Why? Well since then we’ve discovered a little thing called nutrient partitioning.

Most people are unable to lose fat and build muscle because they either a) have no idea what they’re doing with regards to macronutrient manipulation and calorie intake vs. expediture or b) they try to lose the fat way too quickly.

What I understand about calories is this:
Protein; 4cal/g
Carbs; 4cal/g
Fat; 9cal/g

A fat kid is most certainly eating too much fat (maybe also carbs and protein). However the sadder part is in the ratio between these three nutrients. For the “fatty” who doesn’t train it will usually be too much fat, then carbs, then protein. For an athlete the problem can be nutrition timing (rising insulin levels too often while eating of fatty nutrients at the same time).

So if the fat kid wants to gain some muscle and loose fat the same time he’s got to start training as well as fix his eating habits. The training part is fairly straight forward; go to the gym and start training for some muscle. The diet thing is somewhat more complex.

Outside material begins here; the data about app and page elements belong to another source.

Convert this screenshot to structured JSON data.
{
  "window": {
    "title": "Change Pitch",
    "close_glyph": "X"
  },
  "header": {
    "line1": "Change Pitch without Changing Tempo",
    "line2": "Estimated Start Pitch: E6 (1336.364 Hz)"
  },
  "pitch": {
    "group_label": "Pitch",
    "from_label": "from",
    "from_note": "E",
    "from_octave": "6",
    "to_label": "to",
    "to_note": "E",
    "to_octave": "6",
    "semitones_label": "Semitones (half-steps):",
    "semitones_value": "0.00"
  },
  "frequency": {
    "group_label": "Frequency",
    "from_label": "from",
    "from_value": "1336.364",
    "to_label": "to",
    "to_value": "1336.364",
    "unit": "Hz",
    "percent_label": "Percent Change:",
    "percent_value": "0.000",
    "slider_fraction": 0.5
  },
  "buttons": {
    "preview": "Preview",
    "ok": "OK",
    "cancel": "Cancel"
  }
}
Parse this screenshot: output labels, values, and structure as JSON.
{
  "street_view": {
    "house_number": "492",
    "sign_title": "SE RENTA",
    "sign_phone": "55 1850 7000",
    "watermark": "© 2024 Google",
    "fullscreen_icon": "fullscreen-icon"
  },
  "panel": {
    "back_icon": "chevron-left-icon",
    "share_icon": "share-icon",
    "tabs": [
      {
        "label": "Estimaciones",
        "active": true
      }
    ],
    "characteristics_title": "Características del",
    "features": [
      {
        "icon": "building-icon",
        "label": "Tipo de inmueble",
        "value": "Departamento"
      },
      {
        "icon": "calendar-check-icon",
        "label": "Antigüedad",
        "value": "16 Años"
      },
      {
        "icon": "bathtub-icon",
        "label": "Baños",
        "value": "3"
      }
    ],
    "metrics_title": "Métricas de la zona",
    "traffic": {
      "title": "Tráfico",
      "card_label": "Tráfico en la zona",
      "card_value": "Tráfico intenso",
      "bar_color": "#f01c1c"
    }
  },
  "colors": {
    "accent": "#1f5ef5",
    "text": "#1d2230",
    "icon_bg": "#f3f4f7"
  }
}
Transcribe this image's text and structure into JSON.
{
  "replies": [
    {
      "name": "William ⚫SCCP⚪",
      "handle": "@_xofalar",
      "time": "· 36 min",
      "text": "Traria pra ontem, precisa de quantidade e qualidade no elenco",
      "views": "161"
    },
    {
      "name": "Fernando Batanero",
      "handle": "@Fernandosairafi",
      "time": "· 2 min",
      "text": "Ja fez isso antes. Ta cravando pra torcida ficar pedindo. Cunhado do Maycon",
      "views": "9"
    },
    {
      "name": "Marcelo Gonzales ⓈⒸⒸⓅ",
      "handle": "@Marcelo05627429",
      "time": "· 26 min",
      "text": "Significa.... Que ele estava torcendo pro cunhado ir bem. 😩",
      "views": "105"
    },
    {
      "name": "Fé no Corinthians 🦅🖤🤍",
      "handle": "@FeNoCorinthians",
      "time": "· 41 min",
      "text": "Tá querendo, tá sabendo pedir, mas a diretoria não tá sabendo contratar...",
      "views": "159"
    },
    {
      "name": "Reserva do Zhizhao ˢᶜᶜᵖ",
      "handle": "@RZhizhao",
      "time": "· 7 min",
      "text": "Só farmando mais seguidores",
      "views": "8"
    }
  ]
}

He has to cut off some fat from his diet, maybe also carbs, but probably not proteins, in fact he might want to increase the amount of proteins in his daily diet to support his work in the gym. But the calories from the increased protein intake won’t necessarily substitute from the loss in calories from fat, hence lesser amounts of calories per day.

In summary: The kid starts to train in order to build muscle (supports muscle buildup, burns some fat at the same time). His diet is working in his favor as well, a little more proteins, timing carbs till post workout and cutting fat (proteins and timing of carbs support muscle buildup and cutting fat reduces over all body fat levels).

Now I understand we’re talking about athletes that doesn’t (hopefully) have the same problem as the fat kid. The athlete is probably somewhat lean and has a training history already there. But the same general principles apply. It’s a matter of correct training as well as nutrient timing and most importantly; the quality of the nutrients. It might come to the point where increased training volume/intensity necessitates higher amounts of food (increased over all calorie intake) but so what, it’s not bulking up. Bulking up would be eating more than your living habits (including increased training) will necessitate.

Calorie intake is kind of useless if you don’t make a distinction between them, they all have their different characteristics that can work for or against your goals. Somebody on the Berardi site said it perfectly; “a calorie is not just a calorie”. I gave the link for some general theory as well as some good reads, these are however more focused on bodybuilding so you have to make your own adjustments.


Why? Well since then we’ve discovered a little thing called nutrient partitioning.


Tell me more, or at least point me in the right direction :slight_smile:


Tell me more, or at least point me in the right direction :)[/QUOTE]


Nutrient partitioning is used to describe a “positive” distribution of the calories we ingest. It’s where your body shuttles more nutrients into lean tissue and away from adipose (fat) tissue. This means that more of the calories you consume go toward supporting lean muscle mass growth and away from fat synthesis. This is how you can to maintain weight while increasing muscle and losing fat.

Insulin, Fish oils and other EFAs, high-intensity cardio, training, and certain supplements like ALA can help promote nutrient partitioning. Also (and most importantly) your meal timing and macronutrient profile of each meal can be used to your advantage . Numerous banned substances can have a huge effect.

Incidentally, are you talking about just steroids, or other substances, and, which ones in particular? I have to do a speech in my Speech Comm. class on a “Problem that I see facing the world” and I chose performance enhancing drugs in sports and in teens, and to go along with it, we have to suggest a better alternative to the problem. So basically it’d help if I had a list of products and their exact effects, and then be able to suggest healthy alternatives to hopefully achieve the same goals “naturally”.

If anyone has input, that’d be great. Sorry to kind of take the thread off topic.

Discussion of banned substances, who’s taking them, and their effects on athletes and normal people are not allowed on this board.